Loud noise is known to harm hearing and non-hearing health, causing cardiovascular disturbances, psychological distress, and disruptions to learning and concentration. Vulnerable populations include landscape workers, children, senior, and people with hearing and neurological disorders, such as autism. More than 100 million people in the US are estimated to be exposed to harmful levels of environmental noise.

The study appears online Nov 3, 2017 in the Journal of Environmental and Toxicological Studies. It is the first in the U.S. to explore the characteristics of sound from gas-powered lawn and garden equipment.

Sound from leaf blowers and a hose vacuum—equipment commonly used in landscape maintenance—was over 100 dbA at the source and decreased over distance. However, the low frequency component persisted at high levels. “From a community perspective, the sound ratings supplied by manufacturers do not take frequency into consideration,” said co-author Erica Walker, a recent graduate of the doctoral program at the Harvard T.H. Chan School of Public Health. “Our findings suggest that reporting more information on a sound’s character may be a step in the right direction,” she adds.
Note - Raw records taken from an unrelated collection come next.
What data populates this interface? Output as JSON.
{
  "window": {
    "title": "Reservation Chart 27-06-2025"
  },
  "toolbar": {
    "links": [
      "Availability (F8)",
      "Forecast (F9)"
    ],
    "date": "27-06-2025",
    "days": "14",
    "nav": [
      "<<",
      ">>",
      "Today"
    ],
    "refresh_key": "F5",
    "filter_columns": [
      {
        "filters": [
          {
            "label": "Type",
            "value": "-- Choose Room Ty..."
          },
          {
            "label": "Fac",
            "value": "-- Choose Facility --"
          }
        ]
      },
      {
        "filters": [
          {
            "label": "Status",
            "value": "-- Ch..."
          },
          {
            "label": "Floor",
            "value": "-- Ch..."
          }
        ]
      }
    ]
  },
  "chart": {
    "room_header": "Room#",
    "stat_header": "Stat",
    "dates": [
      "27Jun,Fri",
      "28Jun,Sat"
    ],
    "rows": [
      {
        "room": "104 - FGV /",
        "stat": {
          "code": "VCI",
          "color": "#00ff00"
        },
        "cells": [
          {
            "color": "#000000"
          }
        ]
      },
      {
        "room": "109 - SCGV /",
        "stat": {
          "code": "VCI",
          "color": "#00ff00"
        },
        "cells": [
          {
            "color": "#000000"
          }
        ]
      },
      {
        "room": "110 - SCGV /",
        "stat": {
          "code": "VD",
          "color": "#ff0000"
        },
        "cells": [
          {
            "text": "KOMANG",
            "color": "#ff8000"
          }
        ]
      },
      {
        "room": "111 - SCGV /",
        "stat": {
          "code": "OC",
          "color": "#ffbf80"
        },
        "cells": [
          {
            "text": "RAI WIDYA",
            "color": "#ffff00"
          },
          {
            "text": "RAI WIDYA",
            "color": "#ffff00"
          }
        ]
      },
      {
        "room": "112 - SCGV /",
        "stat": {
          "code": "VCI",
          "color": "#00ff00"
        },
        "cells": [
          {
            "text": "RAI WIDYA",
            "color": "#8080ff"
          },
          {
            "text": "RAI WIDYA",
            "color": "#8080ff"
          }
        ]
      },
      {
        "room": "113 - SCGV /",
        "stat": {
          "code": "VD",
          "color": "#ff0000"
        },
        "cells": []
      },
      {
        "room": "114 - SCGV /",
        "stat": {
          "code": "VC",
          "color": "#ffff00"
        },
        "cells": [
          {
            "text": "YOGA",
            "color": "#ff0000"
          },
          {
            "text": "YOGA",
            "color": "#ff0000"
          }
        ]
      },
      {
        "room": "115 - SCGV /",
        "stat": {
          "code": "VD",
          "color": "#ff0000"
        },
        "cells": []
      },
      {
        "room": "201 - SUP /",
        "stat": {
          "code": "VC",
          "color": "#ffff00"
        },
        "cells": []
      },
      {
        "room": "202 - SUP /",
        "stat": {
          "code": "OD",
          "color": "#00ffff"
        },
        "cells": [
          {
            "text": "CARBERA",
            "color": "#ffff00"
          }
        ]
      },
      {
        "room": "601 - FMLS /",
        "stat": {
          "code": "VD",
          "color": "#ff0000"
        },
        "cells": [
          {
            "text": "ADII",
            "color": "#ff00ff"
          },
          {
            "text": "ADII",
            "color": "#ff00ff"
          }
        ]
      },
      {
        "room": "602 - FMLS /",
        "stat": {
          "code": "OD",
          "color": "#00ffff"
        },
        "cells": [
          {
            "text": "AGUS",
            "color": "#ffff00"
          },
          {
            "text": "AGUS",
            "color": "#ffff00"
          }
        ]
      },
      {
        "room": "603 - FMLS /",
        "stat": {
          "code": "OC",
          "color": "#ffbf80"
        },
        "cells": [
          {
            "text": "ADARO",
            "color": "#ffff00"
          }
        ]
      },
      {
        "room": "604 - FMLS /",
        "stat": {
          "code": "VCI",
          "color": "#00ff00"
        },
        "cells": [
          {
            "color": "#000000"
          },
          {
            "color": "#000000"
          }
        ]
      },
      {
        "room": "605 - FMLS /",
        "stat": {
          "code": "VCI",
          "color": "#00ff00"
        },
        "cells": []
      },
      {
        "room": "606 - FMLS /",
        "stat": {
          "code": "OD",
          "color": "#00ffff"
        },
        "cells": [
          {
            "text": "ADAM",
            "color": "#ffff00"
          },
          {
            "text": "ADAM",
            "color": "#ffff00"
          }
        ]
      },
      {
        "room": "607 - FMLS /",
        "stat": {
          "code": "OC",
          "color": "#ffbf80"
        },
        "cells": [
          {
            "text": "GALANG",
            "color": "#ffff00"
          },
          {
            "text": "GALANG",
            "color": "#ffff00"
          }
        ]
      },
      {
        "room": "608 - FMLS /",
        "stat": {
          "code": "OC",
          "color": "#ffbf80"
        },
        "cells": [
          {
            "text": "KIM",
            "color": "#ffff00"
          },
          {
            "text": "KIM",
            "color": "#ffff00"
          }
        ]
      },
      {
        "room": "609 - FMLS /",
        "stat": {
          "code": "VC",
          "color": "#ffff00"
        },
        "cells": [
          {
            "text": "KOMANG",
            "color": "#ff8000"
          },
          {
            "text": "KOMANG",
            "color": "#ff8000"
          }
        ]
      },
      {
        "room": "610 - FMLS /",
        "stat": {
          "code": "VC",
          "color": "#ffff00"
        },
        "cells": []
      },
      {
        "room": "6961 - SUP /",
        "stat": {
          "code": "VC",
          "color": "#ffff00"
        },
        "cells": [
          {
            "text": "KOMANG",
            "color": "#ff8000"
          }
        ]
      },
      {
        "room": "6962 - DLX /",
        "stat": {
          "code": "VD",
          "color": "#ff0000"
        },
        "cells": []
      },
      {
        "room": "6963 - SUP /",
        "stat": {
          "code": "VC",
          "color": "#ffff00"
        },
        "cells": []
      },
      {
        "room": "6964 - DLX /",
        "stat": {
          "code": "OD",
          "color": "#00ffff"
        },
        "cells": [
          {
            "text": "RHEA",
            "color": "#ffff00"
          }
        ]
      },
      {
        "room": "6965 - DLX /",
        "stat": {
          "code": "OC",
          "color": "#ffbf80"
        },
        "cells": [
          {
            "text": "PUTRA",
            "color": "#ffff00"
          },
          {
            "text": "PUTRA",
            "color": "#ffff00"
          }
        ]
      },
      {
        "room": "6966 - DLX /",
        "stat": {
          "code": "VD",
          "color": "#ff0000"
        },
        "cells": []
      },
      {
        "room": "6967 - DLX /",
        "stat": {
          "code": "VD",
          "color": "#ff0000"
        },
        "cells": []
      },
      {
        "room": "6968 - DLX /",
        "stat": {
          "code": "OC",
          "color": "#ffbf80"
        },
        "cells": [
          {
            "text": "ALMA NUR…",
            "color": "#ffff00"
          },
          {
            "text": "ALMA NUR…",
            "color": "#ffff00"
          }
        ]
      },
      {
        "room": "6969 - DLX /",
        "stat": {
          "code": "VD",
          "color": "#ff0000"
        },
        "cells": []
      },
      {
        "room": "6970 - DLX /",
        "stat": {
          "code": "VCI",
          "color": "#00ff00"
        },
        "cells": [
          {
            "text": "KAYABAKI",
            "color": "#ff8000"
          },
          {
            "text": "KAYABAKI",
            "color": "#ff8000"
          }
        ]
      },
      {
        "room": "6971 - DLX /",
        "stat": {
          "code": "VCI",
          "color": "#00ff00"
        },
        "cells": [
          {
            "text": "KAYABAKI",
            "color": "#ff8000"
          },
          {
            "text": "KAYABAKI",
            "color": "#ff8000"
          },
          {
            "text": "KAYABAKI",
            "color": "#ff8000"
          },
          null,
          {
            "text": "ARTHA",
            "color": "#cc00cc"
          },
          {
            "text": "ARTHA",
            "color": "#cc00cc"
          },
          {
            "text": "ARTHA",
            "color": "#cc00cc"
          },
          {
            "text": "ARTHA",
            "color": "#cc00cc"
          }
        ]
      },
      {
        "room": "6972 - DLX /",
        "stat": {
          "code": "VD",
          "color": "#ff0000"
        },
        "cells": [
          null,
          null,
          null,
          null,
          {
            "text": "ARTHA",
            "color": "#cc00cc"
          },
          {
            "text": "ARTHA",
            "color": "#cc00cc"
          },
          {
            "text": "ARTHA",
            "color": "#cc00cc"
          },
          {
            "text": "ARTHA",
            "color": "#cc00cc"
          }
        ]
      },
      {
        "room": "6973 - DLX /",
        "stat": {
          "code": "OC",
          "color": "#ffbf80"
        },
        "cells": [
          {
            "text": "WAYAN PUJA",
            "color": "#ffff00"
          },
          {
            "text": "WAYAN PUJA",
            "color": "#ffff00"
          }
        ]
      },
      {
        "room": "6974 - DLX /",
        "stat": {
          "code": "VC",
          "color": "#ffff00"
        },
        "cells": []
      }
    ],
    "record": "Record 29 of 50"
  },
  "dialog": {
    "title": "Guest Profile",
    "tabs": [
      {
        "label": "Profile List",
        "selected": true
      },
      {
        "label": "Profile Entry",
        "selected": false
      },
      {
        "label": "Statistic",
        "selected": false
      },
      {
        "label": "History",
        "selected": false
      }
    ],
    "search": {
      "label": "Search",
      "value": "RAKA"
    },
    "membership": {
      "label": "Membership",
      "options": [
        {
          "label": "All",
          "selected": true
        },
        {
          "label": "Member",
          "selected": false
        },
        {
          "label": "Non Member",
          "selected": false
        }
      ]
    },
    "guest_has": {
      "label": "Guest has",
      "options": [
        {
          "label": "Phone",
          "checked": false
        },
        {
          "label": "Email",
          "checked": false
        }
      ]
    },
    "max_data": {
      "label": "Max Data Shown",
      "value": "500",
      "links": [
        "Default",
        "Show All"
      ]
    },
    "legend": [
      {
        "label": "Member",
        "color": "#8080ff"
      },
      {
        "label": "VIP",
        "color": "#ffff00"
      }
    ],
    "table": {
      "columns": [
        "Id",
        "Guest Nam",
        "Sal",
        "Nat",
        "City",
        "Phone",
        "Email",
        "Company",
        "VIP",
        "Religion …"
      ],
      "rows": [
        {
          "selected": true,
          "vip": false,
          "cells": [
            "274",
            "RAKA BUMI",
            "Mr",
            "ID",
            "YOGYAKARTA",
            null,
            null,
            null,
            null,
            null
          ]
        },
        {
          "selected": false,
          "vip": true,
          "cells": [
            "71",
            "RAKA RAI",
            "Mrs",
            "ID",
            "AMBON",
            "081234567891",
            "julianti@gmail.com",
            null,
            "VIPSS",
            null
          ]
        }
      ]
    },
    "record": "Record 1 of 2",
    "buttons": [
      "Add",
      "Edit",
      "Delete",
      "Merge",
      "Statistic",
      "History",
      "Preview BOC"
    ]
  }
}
A Finnish study presented in 2004 also found strong tonal and low frequency components among various brands of commercial gas leaf blowers. These are the types of sound poorly tolerated by humans and which become amplified in indoor settings.

The dB(A) is the standard used by manufacturers to rate the sound of their equipment and is the metric communities use to set regulatory policy. “We now know that this metric breaks down in instances where there is a significant low frequency noise component,” said Walker. In fact, in the International Institute for Noise Control Engineering and the National Academy of Engineering have both indicated that the dB(A) is not sufficient for describing the impact of sound that contains a strong low frequency component.

Gas leaf blowers are identified as sources of harmful noise by the US Centers for Disease Control, US EPA as well as the national landscape industry association. “People need to recognize that this type of noise is not just an annoyance, it is a public health problem. We need think about prevention,” said Banks.

For more information:

Jamie Banks: jlbanks@quietcommunities.org

Erica Walker: erica@noiseandthecity.org

Originally posted at Quiet Communities.